According to George Santayana, those who cannot remember the past are doomed to repeat it.
In 1796 Washington gave a farewell address to the nation. In a History of the American People, Paul Johnson summarizes Washington’s first point:
He pleads at length, and passionately, against ‘the baleful effects of the Spirit of Party.’
Differences, arguments, and debates there must be. But a common devotion to the Union, as the source of ‘your collective and individual happiness,’ is the very foundation of the state.

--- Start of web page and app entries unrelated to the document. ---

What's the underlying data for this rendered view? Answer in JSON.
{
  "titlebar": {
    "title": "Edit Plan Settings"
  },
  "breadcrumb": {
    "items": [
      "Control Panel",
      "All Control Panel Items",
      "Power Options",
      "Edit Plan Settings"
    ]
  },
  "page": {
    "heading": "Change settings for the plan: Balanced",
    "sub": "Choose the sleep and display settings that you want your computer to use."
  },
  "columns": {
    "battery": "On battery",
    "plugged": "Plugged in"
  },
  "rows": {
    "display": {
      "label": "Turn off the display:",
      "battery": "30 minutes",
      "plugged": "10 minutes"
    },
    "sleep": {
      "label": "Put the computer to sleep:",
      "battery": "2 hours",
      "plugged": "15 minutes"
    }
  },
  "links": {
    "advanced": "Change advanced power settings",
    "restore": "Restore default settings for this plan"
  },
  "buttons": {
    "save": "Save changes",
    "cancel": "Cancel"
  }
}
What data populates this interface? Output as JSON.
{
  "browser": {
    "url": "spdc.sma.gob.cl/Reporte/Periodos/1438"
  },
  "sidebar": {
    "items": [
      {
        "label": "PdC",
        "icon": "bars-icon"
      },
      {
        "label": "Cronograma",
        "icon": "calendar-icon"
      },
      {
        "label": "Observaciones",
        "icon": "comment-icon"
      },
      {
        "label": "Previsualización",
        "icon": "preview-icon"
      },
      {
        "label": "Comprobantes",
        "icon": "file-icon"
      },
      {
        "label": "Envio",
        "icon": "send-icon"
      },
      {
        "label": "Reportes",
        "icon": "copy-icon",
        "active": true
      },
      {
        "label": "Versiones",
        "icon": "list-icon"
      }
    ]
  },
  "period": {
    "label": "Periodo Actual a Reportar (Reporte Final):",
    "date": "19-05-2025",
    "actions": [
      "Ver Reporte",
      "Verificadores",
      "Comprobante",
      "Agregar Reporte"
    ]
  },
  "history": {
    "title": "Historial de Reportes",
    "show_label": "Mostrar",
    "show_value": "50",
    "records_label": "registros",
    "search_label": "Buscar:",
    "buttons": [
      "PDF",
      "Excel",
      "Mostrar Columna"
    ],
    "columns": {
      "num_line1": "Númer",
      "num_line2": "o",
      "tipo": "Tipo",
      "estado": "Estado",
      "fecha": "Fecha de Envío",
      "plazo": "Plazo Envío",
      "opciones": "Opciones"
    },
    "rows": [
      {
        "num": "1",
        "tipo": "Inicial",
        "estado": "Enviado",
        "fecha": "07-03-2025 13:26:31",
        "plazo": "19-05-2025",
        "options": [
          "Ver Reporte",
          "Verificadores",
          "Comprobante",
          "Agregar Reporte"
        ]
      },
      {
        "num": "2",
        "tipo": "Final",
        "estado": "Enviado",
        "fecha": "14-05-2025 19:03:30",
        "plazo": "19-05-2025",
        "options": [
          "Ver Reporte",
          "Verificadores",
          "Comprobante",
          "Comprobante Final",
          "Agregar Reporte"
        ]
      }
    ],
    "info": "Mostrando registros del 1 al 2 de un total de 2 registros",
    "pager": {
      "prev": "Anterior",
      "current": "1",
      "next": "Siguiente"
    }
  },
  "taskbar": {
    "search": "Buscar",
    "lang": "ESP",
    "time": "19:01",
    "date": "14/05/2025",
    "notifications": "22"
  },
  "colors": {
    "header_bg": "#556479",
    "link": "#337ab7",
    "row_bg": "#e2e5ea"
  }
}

The fact that the people have ‘the power and right to establish Government’ presupposed ‘the duty of every individual to obey it.’ Hence, ‘all obstructions to the execution of the Laws, all combinations and associations, under whatever plausible character, with the real design to direct, control, counteract, or awe the regular deliberation and action of the constituted authorities, are destructive of this fundamental principle, and of fatal tendency.’
This is a very strong statement of the moral obligations of all citizens to comply with the decisions of duly constituted government, enforcing the laws constitutionally enacted by Congress. It was a solemn reminder by Washington, as the result of eight years’ experience as chief executive, that America was a country under the rule of law.
You can read it at the Our Documents website.